*** Opening Records shown ***

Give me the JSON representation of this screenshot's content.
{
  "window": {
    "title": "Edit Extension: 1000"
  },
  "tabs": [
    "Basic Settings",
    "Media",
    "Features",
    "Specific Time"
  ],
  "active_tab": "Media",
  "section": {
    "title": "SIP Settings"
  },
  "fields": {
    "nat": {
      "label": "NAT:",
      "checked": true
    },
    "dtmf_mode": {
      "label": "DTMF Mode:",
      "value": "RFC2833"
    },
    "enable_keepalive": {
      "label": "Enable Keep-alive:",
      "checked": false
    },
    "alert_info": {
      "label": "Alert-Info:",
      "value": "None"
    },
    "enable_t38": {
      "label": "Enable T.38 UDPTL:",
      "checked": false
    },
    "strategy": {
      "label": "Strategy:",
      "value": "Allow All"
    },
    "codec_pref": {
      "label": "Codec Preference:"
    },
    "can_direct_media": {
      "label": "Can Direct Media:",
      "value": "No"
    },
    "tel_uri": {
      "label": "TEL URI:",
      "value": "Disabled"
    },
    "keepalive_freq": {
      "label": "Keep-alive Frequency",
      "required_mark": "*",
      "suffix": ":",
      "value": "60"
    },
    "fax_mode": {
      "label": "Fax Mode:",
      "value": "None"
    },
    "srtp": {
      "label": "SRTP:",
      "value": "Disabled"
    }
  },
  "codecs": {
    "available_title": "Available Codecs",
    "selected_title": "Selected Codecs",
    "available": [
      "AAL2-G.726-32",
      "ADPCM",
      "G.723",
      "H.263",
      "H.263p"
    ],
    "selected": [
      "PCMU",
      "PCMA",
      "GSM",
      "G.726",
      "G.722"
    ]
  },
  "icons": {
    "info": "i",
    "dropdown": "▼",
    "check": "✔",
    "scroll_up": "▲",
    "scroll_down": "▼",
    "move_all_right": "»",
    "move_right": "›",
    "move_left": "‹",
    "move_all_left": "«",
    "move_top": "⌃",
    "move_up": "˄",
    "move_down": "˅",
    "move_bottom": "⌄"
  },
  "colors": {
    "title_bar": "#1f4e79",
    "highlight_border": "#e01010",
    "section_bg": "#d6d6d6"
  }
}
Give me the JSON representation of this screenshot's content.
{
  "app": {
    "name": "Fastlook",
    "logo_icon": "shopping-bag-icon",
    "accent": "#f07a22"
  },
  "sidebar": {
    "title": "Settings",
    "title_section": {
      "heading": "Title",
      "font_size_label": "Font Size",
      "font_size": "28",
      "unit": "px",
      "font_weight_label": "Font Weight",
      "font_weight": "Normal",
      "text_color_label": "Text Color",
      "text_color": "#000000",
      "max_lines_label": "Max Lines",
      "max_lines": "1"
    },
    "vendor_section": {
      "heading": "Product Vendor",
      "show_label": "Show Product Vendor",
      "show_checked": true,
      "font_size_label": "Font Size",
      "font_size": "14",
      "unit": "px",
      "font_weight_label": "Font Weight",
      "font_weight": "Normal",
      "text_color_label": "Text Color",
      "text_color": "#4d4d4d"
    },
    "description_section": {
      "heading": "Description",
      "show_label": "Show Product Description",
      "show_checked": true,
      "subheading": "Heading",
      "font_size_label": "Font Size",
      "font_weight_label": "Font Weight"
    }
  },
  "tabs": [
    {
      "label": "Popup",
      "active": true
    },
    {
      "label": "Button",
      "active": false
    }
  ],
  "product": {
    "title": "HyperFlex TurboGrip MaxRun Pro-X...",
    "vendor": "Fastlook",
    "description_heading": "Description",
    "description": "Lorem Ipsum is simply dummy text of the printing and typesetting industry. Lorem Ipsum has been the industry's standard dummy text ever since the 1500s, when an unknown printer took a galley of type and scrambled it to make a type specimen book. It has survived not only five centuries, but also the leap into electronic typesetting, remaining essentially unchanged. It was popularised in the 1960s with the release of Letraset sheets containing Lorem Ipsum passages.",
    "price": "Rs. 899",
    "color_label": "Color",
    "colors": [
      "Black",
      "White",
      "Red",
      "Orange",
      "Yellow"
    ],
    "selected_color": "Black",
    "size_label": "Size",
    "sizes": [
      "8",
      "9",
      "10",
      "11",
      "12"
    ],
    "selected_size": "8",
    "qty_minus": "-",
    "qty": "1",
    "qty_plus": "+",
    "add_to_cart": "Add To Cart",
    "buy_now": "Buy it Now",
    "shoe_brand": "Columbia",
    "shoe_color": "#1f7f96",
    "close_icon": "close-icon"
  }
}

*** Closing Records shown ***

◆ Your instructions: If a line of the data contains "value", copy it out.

◆ Response to the exercise:
      "value": "RFC2833"
      "value": "None"
      "value": "Allow All"
      "value": "No"
      "value": "Disabled"
      "value": "60"
      "value": "None"
      "value": "Disabled"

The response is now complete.